[en] The excitatory amino acid neurotransmission within the amygdala has been implicated in learning associations between external stimuli and intrinsic reward values such that it may play a key role in conditioned drug effects. In the present studies, the responses of the excitatory amino acids, aspartate and glutamate together with the neuromodulatory sulphonated amino acid taurine, within the basolateral amygdala, to an odor cue repeatedly associated with acute ethanol injections (2g/kg, IP) have been investigated by a microdialysis technique combined with HPLC-EC analysis. After presentation of the ethanol-conditioned stimulus, a single IP saline injection induced an immediate and significant increase in the taurine microdialysate content which could be related to the neuromodulatory action of taurine. Furthermore, when the conditioned stimulus was combined with the ethanol injection (2g/kg, IP), significant increases in both taurine and glutamate microdialysate content were observed and indicated a learned compensatory response to counteract the acute effects of ethanol.
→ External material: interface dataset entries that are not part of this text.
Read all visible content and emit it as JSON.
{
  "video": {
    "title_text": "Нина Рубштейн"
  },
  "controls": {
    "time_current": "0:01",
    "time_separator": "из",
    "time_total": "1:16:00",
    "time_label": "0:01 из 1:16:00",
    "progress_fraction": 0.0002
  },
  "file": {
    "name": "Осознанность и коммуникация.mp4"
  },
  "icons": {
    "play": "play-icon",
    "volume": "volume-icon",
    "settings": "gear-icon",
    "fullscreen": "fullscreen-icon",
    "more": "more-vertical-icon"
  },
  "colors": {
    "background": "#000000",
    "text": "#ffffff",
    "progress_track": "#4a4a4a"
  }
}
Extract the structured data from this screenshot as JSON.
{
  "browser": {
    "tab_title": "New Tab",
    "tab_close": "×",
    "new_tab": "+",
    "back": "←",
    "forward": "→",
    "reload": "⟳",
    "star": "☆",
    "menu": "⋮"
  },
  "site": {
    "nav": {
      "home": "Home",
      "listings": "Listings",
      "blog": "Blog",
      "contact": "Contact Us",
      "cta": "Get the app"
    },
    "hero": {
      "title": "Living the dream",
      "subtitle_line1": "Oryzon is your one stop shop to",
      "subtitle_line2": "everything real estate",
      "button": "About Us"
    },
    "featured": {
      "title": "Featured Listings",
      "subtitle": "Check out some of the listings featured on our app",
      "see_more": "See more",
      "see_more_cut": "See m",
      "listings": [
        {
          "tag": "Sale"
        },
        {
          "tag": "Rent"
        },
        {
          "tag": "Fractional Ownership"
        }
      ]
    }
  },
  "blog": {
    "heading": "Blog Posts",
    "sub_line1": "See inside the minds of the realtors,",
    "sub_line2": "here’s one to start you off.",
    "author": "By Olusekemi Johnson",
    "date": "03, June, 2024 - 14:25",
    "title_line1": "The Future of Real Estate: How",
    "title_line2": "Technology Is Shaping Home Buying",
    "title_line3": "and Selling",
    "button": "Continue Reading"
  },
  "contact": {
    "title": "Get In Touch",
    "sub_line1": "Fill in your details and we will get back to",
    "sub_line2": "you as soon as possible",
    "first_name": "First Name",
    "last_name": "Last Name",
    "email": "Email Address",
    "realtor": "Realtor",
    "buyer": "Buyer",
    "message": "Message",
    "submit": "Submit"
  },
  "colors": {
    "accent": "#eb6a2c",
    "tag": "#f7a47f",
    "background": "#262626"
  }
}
These results demonstrate that changes in amygdala extracellular glutamate and taurine concentrations can be conditioned to ethanol-associated stimuli and are therefore probably implicated in the phenomenon of environmental-dependent tolerance to ethanol.
Centre de Neurosciences Cognitives et Comportementales